RECORDS FOR THE EXERCISE START

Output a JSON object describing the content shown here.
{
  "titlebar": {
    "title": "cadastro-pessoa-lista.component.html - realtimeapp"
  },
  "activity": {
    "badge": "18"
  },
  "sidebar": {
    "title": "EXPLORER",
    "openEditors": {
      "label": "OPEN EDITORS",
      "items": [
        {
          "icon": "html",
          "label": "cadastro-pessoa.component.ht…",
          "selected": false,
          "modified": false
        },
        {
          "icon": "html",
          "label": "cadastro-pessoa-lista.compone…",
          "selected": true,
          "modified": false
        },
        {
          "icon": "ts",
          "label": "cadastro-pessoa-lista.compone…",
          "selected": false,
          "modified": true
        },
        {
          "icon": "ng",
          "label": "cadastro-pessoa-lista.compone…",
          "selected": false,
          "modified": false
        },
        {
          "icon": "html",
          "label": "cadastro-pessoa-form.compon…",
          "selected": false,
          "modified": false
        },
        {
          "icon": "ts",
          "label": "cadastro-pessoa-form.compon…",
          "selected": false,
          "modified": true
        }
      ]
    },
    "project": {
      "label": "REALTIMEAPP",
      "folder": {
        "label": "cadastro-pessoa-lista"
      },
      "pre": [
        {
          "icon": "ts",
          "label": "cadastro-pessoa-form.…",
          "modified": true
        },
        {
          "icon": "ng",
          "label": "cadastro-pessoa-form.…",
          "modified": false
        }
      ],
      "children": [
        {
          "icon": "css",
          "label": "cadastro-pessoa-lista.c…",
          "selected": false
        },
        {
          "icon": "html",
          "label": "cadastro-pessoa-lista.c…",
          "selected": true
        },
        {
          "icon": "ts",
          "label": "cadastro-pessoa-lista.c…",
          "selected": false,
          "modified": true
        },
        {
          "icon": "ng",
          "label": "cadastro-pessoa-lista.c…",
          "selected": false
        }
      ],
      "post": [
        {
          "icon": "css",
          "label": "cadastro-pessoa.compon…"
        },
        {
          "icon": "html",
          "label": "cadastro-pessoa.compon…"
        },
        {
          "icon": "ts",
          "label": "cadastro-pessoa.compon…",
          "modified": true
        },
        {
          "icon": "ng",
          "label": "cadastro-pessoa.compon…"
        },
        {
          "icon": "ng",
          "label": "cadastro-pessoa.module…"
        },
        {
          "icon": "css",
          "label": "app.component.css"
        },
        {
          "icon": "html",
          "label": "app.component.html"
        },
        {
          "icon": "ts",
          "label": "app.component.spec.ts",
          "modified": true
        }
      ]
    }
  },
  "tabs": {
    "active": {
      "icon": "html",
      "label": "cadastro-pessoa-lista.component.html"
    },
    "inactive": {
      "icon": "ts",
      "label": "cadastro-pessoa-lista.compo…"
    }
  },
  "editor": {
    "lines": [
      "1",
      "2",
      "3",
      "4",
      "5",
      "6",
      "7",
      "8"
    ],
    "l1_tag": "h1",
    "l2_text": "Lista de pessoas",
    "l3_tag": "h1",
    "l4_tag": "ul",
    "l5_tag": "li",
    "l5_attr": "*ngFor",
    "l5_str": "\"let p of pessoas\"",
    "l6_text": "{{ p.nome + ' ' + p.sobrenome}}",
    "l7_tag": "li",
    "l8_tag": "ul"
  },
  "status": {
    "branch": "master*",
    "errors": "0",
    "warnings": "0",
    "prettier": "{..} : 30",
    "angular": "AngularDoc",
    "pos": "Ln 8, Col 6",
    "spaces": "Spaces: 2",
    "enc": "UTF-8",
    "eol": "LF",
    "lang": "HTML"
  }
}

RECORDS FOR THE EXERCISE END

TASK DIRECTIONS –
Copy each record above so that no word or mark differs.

RESULT –
Output a JSON object describing the content shown here.
{
  "titlebar": {
    "title": "cadastro-pessoa-lista.component.html - realtimeapp"
  },
  "activity": {
    "badge": "18"
  },
  "sidebar": {
    "title": "EXPLORER",
    "openEditors": {
      "label": "OPEN EDITORS",
      "items": [
        {
          "icon": "html",
          "label": "cadastro-pessoa.component.ht…",
          "selected": false,
          "modified": false
        },
        {
          "icon": "html",
          "label": "cadastro-pessoa-lista.compone…",
          "selected": true,
          "modified": false
        },
        {
          "icon": "ts",
          "label": "cadastro-pessoa-lista.compone…",
          "selected": false,
          "modified": true
        },
        {
          "icon": "ng",
          "label": "cadastro-pessoa-lista.compone…",
          "selected": false,
          "modified": false
        },
        {
          "icon": "html",
          "label": "cadastro-pessoa-form.compon…",
          "selected": false,
          "modified": false
        },
        {
          "icon": "ts",
          "label": "cadastro-pessoa-form.compon…",
          "selected": false,
          "modified": true
        }
      ]
    },
    "project": {
      "label": "REALTIMEAPP",
      "folder": {
        "label": "cadastro-pessoa-lista"
      },
      "pre": [
        {
          "icon": "ts",
          "label": "cadastro-pessoa-form.…",
          "modified": true
        },
        {
          "icon": "ng",
          "label": "cadastro-pessoa-form.…",
          "modified": false
        }
      ],
      "children": [
        {
          "icon": "css",
          "label": "cadastro-pessoa-lista.c…",
          "selected": false
        },
        {
          "icon": "html",
          "label": "cadastro-pessoa-lista.c…",
          "selected": true
        },
        {
          "icon": "ts",
          "label": "cadastro-pessoa-lista.c…",
          "selected": false,
          "modified": true
        },
        {
          "icon": "ng",
          "label": "cadastro-pessoa-lista.c…",
          "selected": false
        }
      ],
      "post": [
        {
          "icon": "css",
          "label": "cadastro-pessoa.compon…"
        },
        {
          "icon": "html",
          "label": "cadastro-pessoa.compon…"
        },
        {
          "icon": "ts",
          "label": "cadastro-pessoa.compon…",
          "modified": true
        },
        {
          "icon": "ng",
          "label": "cadastro-pessoa.compon…"
        },
        {
          "icon": "ng",
          "label": "cadastro-pessoa.module…"
        },
        {
          "icon": "css",
          "label": "app.component.css"
        },
        {
          "icon": "html",
          "label": "app.component.html"
        },
        {
          "icon": "ts",
          "label": "app.component.spec.ts",
          "modified": true
        }
      ]
    }
  },
  "tabs": {
    "active": {
      "icon": "html",
      "label": "cadastro-pessoa-lista.component.html"
    },
    "inactive": {
      "icon": "ts",
      "label": "cadastro-pessoa-lista.compo…"
    }
  },
  "editor": {
    "lines": [
      "1",
      "2",
      "3",
      "4",
      "5",
      "6",
      "7",
      "8"
    ],
    "l1_tag": "h1",
    "l2_text": "Lista de pessoas",
    "l3_tag": "h1",
    "l4_tag": "ul",
    "l5_tag": "li",
    "l5_attr": "*ngFor",
    "l5_str": "\"let p of pessoas\"",
    "l6_text": "{{ p.nome + ' ' + p.sobrenome}}",
    "l7_tag": "li",
    "l8_tag": "ul"
  },
  "status": {
    "branch": "master*",
    "errors": "0",
    "warnings": "0",
    "prettier": "{..} : 30",
    "angular": "AngularDoc",
    "pos": "Ln 8, Col 6",
    "spaces": "Spaces: 2",
    "enc": "UTF-8",
    "eol": "LF",
    "lang": "HTML"
  }
}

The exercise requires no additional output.